Trouble was, the little guy was essentially an afterthought, and when I was watching the animation back, it became obvious that its wheels needed to be turning as it was driving around. While I was keen to do this, I had no idea what mechanism I should use for such an Endeavor (har har), or what Blender had to offer in this regard.
My first thought was to simply animate the wheels with keyframes, but this would be a lot of work, and if the rover’s speed were to change I’d have to probably animate those wheels again. There being six and all, I discovered a better way to make the wheels turn, using something called a Driver.
I found this tutorial by Olav3D in which he explained the principle. For my rover, it meant that I had to select the wheel in question and figure out which axis it rotates around. Mine was the X axis, currently set to 0 in the Object Properties. Then I had to right-click into that field and select Add Driver (or press CTRI + D).
This brings up an interesting panel full of logic and parameters, the ones that a coder might immediately connect with. Essentially what we need to tell Blender is, “look at the Rover’s movement along the Y axis, take that value and feed it into the X rotational value of this wheel”. That’s what a driver does I guess, it “drives” a parameter derived from other parameters. If they change, the driver translates them and changes its output.
Hence, in this Driver menu, I had to select the Rover object at the bottom, then adjust the value we get from its Y location, and write an expression with the resulting variable (var) that we take in. I can put var directly into the Expression Field, but that makes the wheels turn too slowly, and in the wrong direction. So I inverted the value using the minus sign, and multiplied it by 2.5. It looked great for my model, but of course it depends on the wheel size and input value.
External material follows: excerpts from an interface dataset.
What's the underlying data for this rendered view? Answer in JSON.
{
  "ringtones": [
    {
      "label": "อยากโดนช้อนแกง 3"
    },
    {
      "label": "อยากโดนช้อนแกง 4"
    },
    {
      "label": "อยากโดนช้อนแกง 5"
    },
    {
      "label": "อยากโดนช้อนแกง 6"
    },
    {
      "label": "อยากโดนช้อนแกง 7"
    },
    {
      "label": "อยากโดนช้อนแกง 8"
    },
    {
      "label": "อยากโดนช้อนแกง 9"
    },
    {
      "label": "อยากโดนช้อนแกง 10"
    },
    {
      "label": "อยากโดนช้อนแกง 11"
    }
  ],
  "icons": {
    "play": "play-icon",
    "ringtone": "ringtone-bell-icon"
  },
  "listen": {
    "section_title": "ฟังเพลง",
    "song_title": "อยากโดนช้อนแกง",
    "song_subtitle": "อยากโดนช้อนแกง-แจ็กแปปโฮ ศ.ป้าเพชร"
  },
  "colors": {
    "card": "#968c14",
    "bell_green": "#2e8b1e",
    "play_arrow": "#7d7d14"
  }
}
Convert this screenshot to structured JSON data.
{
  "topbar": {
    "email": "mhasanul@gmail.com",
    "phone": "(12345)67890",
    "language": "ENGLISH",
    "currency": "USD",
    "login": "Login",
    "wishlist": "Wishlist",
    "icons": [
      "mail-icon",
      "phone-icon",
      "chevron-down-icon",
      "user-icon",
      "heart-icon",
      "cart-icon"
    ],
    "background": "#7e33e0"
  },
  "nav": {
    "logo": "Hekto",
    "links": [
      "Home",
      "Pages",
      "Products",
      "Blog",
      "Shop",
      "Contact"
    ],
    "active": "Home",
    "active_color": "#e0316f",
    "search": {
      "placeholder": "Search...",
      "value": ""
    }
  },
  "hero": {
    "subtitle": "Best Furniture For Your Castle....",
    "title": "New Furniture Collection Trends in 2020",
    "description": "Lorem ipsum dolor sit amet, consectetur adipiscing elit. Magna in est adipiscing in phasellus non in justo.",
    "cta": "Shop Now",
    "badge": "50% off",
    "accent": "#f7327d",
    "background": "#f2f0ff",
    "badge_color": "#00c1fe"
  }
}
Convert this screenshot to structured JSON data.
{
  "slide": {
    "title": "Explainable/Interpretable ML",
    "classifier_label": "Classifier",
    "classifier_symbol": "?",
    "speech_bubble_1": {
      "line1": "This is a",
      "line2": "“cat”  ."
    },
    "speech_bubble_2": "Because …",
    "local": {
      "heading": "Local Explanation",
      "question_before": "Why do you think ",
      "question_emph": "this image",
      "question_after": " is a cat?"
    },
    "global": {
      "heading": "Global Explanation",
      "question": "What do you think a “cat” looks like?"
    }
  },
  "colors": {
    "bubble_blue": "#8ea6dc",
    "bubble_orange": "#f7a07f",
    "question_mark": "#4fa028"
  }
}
I needed a Scripted Expression, but Blender offers other interesting options in the drop down menu, with which we can add, average or grab a maximum/minimum value.
Once the Driver is setup, the relevant field turns purple. All I had to do then was to copy the same driver to the other wheels, using the Copy Driver / Paste Driver function (available under the right-click menu). This is also how you can edit the driver values if you need to change anything.
And that’s it! This driver thing is an excellent way to make all kinds of things move around without having to animate them by hand. Let’s see what else we can drive!